As mentioned in this blog before, we had a very interesting EUROSTUDENT Researchers’ Forum in Vilnius at the beginning of February this year. The Forum was dedicated to sharing knowledge and experiences of the different national research teams participating in EUROSTUDENT VI and we had parallel sessions for presentations and discussions on different interesting topics. For the next upcoming weeks we are going to post here summaries from these sessions so you can get to know the topics and issues our national research teams are working on and maybe – why not – contact them or look up their work if you have similar research interests based on EUROSTUDENT data.
First we start with an overview of the session “Understanding Internationally Mobile Students” that brought together researchers to discuss different aspects and questions related to mobile students, focusing on both short- and long-term mobility, as well as the obstacles that may prevent or hinder mobility.
Anu Lainio and Jessie Abrahams, University of Surrey, UK, provided an overview of the ERC-funded EuroStudents project (project leader Rachel Brooks). The project aims to develop a new conceptual framework for the construction of higher education students by investigating the understanding of “who a student is” in Denmark, England, Germany, Ireland, Poland and Spain. Such a framework could also be helpful in investigating and understanding mobile students.
Erica Finnerman and Frederik Lindström from the Swedish Council for higher education presented on “International mobility in the Swedish admission system”. In 2016, grade conversion methods and scales for the admittance of non-domestic applicants to Swedish higher education were revised in order to make grades more comparable internationally.
Yassin Boughaba from the Swiss Federal Statistical Office took a closer look at difficulties incoming students may face in Switzerland in his presentation on “International students in Switzerland: resources and hardships”. 80% of long-term or degree-mobile students who are studying an entire programme in Switzerland come from Europe, of which more than half are from bordering countries. Although many of these international students have a privileged socio-economic background and are enrolled in the most renowned Swiss higher education institutions, they encounter financial and housing difficulties in Switzerland and possess fewer resources for their living compared to students of Swiss nationality.
Katarina Aškerc Veniger from the Centre of the Republic of Slovenia for Mobility and European Educational Training Programmes presented additional questionnaire items that the Slovenian national research team included in the questionnaire. Their focus was to investigate mobility flows, sources of finance as well as students’ perceptions on their employability. Moreover, the topic of internationalisation at home as a way to internationalise Slovenian higher education institutions besides mobility programmes was brought up. Internationalisation at home could, in addition to content related and academic support, include the instalment of programmes and support structures that enable students to develop intercultural and linguistic competences.

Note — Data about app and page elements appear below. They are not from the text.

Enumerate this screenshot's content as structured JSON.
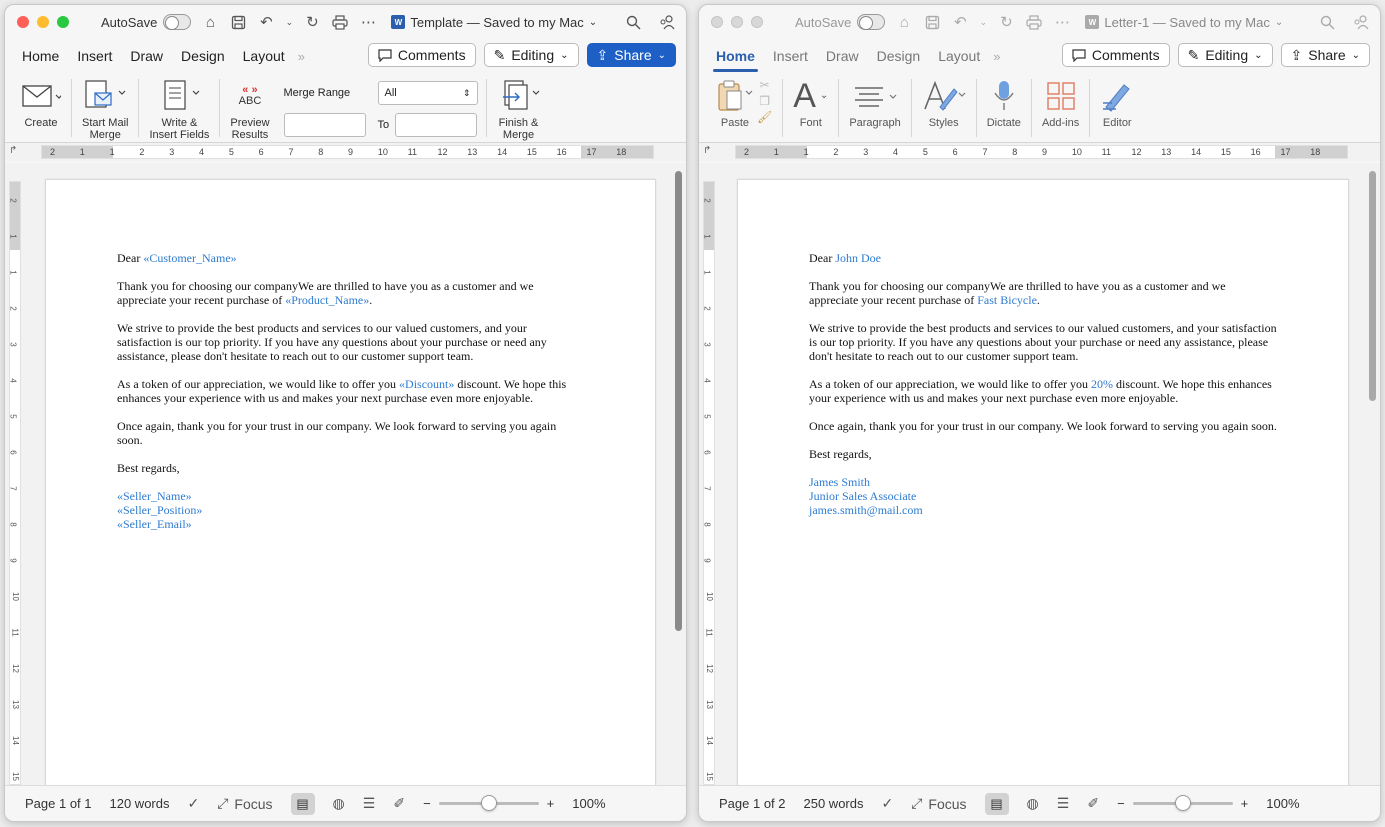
{
  "left_window": {
    "autosave_label": "AutoSave",
    "title": "Template — Saved to my Mac",
    "tabs": [
      "Home",
      "Insert",
      "Draw",
      "Design",
      "Layout"
    ],
    "comments_label": "Comments",
    "editing_label": "Editing",
    "share_label": "Share",
    "ribbon": {
      "create": "Create",
      "start_mail_merge": [
        "Start Mail",
        "Merge"
      ],
      "write_insert_fields": [
        "Write &",
        "Insert Fields"
      ],
      "preview_results": [
        "Preview",
        "Results"
      ],
      "abc": "ABC",
      "merge_range_label": "Merge Range",
      "merge_range_value": "All",
      "to_label": "To",
      "finish_merge": [
        "Finish &",
        "Merge"
      ]
    },
    "ruler_numbers": [
      "2",
      "1",
      "1",
      "2",
      "3",
      "4",
      "5",
      "6",
      "7",
      "8",
      "9",
      "10",
      "11",
      "12",
      "13",
      "14",
      "15",
      "16",
      "17",
      "18"
    ],
    "vruler_numbers": [
      "2",
      "1",
      "1",
      "2",
      "3",
      "4",
      "5",
      "6",
      "7",
      "8",
      "9",
      "10",
      "11",
      "12",
      "13",
      "14",
      "15",
      "16",
      "17",
      "18",
      "19"
    ],
    "letter": {
      "dear": "Dear ",
      "customer": "«Customer_Name»",
      "p1a": "Thank you for choosing our companyWe are thrilled to have you as a customer and we appreciate your recent purchase of ",
      "product": "«Product_Name»",
      "p1b": ".",
      "p2": "We strive to provide the best products and services to our valued customers, and your satisfaction is our top priority. If you have any questions about your purchase or need any assistance, please don't hesitate to reach out to our customer support team.",
      "p3a": "As a token of our appreciation, we would like to offer you ",
      "discount": "«Discount»",
      "p3b": " discount. We hope this enhances your experience with us and makes your next purchase even more enjoyable.",
      "p4": "Once again, thank you for your trust in our company. We look forward to serving you again soon.",
      "regards": "Best regards,",
      "seller_name": "«Seller_Name»",
      "seller_position": "«Seller_Position»",
      "seller_email": "«Seller_Email»"
    },
    "status": {
      "page": "Page 1 of 1",
      "words": "120 words",
      "focus": "Focus",
      "zoom": "100%"
    }
  },
  "right_window": {
    "autosave_label": "AutoSave",
    "title": "Letter-1 — Saved to my Mac",
    "tabs": [
      "Home",
      "Insert",
      "Draw",
      "Design",
      "Layout"
    ],
    "comments_label": "Comments",
    "editing_label": "Editing",
    "share_label": "Share",
    "ribbon": {
      "paste": "Paste",
      "font": "Font",
      "paragraph": "Paragraph",
      "styles": "Styles",
      "dictate": "Dictate",
      "addins": "Add-ins",
      "editor": "Editor"
    },
    "ruler_numbers": [
      "2",
      "1",
      "1",
      "2",
      "3",
      "4",
      "5",
      "6",
      "7",
      "8",
      "9",
      "10",
      "11",
      "12",
      "13",
      "14",
      "15",
      "16",
      "17",
      "18"
    ],
    "vruler_numbers": [
      "2",
      "1",
      "1",
      "2",
      "3",
      "4",
      "5",
      "6",
      "7",
      "8",
      "9",
      "10",
      "11",
      "12",
      "13",
      "14",
      "15",
      "16",
      "17",
      "18",
      "19"
    ],
    "letter": {
      "dear": "Dear ",
      "customer": "John Doe",
      "p1a": "Thank you for choosing our companyWe are thrilled to have you as a customer and we appreciate your recent purchase of ",
      "product": "Fast Bicycle",
      "p1b": ".",
      "p2": "We strive to provide the best products and services to our valued customers, and your satisfaction is our top priority. If you have any questions about your purchase or need any assistance, please don't hesitate to reach out to our customer support team.",
      "p3a": "As a token of our appreciation, we would like to offer you ",
      "discount": "20%",
      "p3b": " discount. We hope this enhances your experience with us and makes your next purchase even more enjoyable.",
      "p4": "Once again, thank you for your trust in our company. We look forward to serving you again soon.",
      "regards": "Best regards,",
      "seller_name": "James Smith",
      "seller_position": "Junior Sales Associate",
      "seller_email": "james.smith@mail.com"
    },
    "status": {
      "page": "Page 1 of 2",
      "words": "250 words",
      "focus": "Focus",
      "zoom": "100%"
    }
  },
  "colors": {
    "accent": "#2b5fad",
    "share_blue": "#1d5fc4",
    "merge_field": "#2e7bcf",
    "close": "#fe5f57",
    "minimize": "#febc2e",
    "maximize": "#28c840"
  }
}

Several presentations focused on the potential obstacles to mobility students may face when planning to study abroad. It became apparent that several EUROSTUDENT countries share common obstacles to mobility, namely the additional financial burden that students face, (perceived) insufficient languages skills, lack of provision of information on mobility programmes by higher education institutions, and feared separation from family and friends. Further structural obstacles like visa regulations were also mentioned.
Gabriela Jitaru, Sorin Mitulescu and Andreea Gheba from the National Research Council of Romania presented on “International student mobility in Romania- structural and individual challenges”. From their analysis of obstacles to mobility, financial barriers emerged as one of the main hindering factors, as well as the existence of parental support or having children.
Kseniya Kizilova from the V.N. Karazin Kharkiv National University, Ukraine provided insights to overall international mobility patterns of Ukrainian students. Main obstacles to mobility in the Ukraine are a lack of information on mobility schemes by the higher education institutions, the additional financial burden of becoming mobile and (perceived) insufficient language skills. In addition to all these obstacles common to many EUROSTUDENT countries, it can be problematic to obtain a visa in order to participate in higher education programmes abroad.
Angelika Grabher and Iris Schwarzenbacher from the Institute for Advanced Studies, Austria, presented on “Structural obstacles to student mobility in Austria”. Taking into account structural factors as obstacles to mobility, the logistic regression analysis presented found that the specific field of study has the highest explanatory value for (not) planning an enrolment phase abroad, so that further research should also take the specific “culture” of faculties or fields into account. Additional factors hindering student mobility in Austria are an advanced age, facing financial difficulties, low parental education background, working more than 20 hours a week, as well as living with parents.